Ask those who frequent the July through August free concert series on Island Park what it is all about — you will hear ‘it’s about everything’.
Concerts in the Park again this year dished up something for everyone. In closing, one of the founding members will be performing and a Winnipeg musician who’s talents are nationally recognized.
Paul Shepherd is an east coast lad, from New Brunswick. His formative years were spent living on a farm with his family. His grandfather Wilfred played the fiddle, and the pump organ. His grandmother wrote poetry and his mother gave piano lessons. Paul loved those years on the farm, music was always there.
His family moved to the shore lines of the Bay of Fundy where as a teen took piano lessons, bought his first guitar around 1976. He played keyboards and sang in the WHITE TRASH band. “We were heavy back then and too loud for the times”. “I remember we were shut down by police playing the water front stage. It was midnight and we woke up Calais Maine across the river.” In the 90’s he recorded an album with Jon Harpell from Nova Scotia as the Eastern Gypsy duo. TPaul moved to Portage la Prairie in 2001. In 2009 Paul started jamming with local singer songwriter, Annette Heal, and they formed the duo Quite Likely. Together they founded the Concerts in the Park music series. In 2015 Quite Likely, published their addictions album titled, Caught in a Jam. “Performing songs that tell a story is true joy”. Paul is currently working on a solo project and is still writing original songs, his first love.

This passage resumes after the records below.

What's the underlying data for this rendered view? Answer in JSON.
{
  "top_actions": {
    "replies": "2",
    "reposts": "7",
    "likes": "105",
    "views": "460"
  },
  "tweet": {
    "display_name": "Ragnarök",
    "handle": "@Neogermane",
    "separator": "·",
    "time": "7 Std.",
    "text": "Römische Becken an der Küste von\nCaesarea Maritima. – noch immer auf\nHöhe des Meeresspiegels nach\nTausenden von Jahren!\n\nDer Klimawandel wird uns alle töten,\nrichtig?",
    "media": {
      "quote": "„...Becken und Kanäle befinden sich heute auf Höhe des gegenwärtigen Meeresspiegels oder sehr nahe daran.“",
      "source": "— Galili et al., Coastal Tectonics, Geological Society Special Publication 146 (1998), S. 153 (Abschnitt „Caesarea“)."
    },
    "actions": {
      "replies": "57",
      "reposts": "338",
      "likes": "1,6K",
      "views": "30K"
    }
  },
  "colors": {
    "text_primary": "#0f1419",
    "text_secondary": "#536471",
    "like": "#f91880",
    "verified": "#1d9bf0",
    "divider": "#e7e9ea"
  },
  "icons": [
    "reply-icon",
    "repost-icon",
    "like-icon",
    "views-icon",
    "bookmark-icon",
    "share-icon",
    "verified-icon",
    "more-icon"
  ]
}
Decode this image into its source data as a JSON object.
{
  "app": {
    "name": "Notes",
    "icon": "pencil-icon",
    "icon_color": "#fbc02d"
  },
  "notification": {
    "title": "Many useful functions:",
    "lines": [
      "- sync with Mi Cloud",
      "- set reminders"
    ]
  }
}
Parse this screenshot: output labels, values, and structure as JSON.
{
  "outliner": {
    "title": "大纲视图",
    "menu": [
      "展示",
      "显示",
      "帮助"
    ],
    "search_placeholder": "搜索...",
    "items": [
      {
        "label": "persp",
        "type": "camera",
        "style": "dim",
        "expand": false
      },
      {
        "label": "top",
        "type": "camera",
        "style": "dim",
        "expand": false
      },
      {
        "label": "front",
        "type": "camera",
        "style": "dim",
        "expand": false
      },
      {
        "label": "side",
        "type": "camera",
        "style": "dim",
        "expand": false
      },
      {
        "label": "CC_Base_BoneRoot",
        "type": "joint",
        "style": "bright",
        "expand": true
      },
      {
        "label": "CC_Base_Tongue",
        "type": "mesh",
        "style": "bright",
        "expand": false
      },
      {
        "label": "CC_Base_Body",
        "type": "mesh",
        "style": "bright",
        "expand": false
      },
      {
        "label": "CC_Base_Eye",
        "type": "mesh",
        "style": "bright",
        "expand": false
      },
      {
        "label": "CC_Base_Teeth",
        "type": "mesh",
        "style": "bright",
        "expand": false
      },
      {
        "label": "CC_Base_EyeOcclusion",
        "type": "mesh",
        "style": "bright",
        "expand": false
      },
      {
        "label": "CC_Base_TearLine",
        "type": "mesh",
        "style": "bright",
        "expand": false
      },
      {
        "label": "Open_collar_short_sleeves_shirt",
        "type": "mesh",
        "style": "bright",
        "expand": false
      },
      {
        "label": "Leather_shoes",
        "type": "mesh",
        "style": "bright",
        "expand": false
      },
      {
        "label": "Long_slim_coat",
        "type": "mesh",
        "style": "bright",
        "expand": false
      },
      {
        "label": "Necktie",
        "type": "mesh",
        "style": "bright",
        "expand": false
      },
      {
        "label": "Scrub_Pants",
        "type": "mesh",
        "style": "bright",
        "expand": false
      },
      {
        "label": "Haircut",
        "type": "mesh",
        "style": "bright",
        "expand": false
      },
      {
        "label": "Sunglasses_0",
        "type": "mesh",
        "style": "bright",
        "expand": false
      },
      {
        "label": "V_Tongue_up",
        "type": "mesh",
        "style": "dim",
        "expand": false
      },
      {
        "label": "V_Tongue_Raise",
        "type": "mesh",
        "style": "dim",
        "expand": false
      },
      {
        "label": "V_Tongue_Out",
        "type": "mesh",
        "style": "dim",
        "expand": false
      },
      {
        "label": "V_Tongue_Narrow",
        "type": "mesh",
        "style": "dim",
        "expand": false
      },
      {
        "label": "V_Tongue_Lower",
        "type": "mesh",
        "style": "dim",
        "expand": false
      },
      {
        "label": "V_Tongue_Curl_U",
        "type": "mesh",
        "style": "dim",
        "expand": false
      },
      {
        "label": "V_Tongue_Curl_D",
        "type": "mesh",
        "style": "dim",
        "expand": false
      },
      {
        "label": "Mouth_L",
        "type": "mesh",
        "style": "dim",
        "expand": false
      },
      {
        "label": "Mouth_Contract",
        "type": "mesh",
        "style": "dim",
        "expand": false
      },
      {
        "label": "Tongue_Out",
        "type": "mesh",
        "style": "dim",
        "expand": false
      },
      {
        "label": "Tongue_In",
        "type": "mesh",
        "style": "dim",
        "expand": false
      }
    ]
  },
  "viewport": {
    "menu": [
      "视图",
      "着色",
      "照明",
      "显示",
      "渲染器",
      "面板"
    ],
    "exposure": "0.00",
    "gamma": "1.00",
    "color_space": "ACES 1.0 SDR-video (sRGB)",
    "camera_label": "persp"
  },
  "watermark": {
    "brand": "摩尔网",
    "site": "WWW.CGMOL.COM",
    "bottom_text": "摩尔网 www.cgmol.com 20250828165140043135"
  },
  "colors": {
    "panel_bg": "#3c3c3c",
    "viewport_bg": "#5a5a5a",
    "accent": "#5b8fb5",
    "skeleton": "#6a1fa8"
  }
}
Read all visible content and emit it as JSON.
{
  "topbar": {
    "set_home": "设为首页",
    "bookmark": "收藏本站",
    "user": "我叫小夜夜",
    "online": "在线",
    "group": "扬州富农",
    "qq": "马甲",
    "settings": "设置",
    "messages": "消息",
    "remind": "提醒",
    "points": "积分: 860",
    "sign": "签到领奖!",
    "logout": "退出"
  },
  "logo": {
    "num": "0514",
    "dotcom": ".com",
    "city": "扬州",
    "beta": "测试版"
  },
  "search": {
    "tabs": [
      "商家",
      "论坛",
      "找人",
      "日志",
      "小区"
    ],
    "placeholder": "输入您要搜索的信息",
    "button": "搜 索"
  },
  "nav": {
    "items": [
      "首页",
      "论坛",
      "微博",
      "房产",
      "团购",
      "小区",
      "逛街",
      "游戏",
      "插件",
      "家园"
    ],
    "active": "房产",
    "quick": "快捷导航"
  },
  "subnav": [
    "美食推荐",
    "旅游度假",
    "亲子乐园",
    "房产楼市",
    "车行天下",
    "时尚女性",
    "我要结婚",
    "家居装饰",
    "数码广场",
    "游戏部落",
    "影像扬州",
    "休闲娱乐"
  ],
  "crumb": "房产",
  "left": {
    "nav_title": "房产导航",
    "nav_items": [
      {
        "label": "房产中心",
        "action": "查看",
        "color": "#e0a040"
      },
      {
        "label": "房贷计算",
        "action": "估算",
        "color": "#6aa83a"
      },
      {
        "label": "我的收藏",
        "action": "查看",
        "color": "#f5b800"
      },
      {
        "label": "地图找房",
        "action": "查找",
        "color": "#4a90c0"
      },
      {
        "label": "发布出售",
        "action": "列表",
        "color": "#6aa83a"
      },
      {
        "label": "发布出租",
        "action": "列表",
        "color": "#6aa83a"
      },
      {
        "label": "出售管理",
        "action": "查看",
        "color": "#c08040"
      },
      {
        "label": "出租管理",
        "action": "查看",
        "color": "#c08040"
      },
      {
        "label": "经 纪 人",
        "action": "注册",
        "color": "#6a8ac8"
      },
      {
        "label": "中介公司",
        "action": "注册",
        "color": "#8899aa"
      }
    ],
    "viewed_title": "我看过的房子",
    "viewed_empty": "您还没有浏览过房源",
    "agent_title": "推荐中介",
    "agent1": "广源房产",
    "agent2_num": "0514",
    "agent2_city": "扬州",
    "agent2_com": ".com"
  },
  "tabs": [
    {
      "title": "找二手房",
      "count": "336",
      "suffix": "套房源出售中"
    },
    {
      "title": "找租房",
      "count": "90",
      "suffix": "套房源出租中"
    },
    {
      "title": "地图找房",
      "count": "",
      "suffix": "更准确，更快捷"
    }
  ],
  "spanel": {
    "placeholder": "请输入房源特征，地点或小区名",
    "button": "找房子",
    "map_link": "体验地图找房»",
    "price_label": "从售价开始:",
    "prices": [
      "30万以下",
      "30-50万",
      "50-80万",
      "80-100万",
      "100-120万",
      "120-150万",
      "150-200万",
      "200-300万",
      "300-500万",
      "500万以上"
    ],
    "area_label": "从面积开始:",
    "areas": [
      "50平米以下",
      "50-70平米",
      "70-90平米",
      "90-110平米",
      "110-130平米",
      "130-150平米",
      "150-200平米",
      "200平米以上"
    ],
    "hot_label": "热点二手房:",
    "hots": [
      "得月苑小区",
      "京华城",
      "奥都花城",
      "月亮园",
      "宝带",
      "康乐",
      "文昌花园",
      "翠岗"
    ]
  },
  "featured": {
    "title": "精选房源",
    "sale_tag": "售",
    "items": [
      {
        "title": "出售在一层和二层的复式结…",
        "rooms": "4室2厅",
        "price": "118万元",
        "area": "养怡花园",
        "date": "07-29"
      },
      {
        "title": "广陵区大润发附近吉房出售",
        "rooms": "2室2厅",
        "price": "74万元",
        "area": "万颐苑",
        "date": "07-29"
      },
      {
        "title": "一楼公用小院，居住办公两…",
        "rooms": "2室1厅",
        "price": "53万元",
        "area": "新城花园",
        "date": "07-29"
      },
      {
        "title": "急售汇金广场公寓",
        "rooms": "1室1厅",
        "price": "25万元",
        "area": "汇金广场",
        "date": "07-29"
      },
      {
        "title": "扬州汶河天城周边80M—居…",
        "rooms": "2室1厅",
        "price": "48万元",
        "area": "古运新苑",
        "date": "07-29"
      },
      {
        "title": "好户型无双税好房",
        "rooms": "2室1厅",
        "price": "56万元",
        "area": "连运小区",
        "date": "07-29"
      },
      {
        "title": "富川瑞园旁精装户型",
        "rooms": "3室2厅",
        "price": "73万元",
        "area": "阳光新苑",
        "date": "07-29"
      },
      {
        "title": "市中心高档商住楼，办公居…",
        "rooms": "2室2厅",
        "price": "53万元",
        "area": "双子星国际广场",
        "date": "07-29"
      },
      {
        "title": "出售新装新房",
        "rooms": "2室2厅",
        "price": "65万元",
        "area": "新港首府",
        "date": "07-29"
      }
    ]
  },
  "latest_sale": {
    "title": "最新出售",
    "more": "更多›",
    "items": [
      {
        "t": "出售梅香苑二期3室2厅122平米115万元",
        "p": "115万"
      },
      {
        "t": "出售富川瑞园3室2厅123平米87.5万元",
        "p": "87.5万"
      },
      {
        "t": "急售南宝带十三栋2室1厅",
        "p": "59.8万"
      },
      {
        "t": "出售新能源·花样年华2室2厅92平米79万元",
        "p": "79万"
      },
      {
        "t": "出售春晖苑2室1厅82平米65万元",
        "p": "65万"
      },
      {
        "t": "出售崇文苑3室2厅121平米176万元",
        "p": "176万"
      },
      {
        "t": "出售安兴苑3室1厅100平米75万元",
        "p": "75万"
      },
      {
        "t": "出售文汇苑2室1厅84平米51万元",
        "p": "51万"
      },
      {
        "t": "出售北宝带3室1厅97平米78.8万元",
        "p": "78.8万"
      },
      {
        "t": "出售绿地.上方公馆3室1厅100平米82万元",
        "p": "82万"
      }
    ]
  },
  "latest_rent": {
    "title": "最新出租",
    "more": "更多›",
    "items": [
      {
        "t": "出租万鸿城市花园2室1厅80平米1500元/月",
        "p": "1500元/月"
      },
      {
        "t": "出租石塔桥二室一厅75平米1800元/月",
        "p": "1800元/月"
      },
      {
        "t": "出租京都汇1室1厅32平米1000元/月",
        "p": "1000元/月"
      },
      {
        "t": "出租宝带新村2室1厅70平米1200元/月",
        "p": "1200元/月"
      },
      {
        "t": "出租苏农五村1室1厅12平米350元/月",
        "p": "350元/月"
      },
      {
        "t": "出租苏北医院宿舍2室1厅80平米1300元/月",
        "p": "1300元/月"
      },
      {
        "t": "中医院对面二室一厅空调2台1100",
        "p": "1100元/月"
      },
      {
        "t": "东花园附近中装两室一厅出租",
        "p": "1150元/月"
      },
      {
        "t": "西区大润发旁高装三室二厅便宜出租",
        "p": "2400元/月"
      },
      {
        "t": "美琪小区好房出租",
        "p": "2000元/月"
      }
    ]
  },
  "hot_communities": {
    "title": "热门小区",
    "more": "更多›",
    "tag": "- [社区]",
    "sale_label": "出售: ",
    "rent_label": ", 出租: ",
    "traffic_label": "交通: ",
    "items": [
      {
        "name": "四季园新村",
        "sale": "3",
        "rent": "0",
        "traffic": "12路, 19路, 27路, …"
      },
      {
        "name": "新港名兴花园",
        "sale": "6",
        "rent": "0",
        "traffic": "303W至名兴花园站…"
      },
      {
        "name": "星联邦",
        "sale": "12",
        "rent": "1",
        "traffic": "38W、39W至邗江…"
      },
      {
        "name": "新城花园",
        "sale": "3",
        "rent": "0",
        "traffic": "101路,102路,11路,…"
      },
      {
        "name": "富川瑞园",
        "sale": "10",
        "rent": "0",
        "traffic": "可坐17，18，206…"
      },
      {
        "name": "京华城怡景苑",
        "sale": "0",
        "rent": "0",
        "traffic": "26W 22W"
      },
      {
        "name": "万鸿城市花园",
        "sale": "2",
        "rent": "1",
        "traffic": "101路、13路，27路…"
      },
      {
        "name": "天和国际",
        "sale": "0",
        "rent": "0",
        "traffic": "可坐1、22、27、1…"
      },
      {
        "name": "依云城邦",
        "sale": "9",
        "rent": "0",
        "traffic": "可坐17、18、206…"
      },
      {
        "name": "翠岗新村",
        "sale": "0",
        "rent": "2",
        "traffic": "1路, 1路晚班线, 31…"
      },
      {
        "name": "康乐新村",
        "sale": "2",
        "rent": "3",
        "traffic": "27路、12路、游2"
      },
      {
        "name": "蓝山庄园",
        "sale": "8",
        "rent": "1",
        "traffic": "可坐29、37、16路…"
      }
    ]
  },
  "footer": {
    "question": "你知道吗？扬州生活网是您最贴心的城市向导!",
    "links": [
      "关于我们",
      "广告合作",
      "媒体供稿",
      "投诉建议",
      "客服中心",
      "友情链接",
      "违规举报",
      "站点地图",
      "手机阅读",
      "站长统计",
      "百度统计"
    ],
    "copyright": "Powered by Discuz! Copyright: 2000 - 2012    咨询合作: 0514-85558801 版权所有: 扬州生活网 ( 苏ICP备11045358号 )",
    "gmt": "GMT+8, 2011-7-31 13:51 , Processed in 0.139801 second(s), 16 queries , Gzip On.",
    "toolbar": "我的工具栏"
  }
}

Winnipeg-based artist Skylar Bouchard’s debut EP “Tired of The City” has been called “nothing short of amazing” by Canadian Beats, listed as one of the top albums of the year (The Manitoban) and out of thousands of songs judges of CBC’s Searchlight Competition had to pick from, his debut single was placed in the Top 50.
“Tired of The City” features Bouchard’s knack for juxtaposing wise insight alongside vulnerable professions of love.
It is a collection of narratives that meander through the experiences of youth.
The chorus for the EP’s final track, “Montreal”, best describes the tone of the album:
Don’t know much about trust, so I don’t know much about lovin’
Truth is, I don’t know much about much.
But I know your body,
every inch, every little bone
I don’t speak French,
but I love Montreal.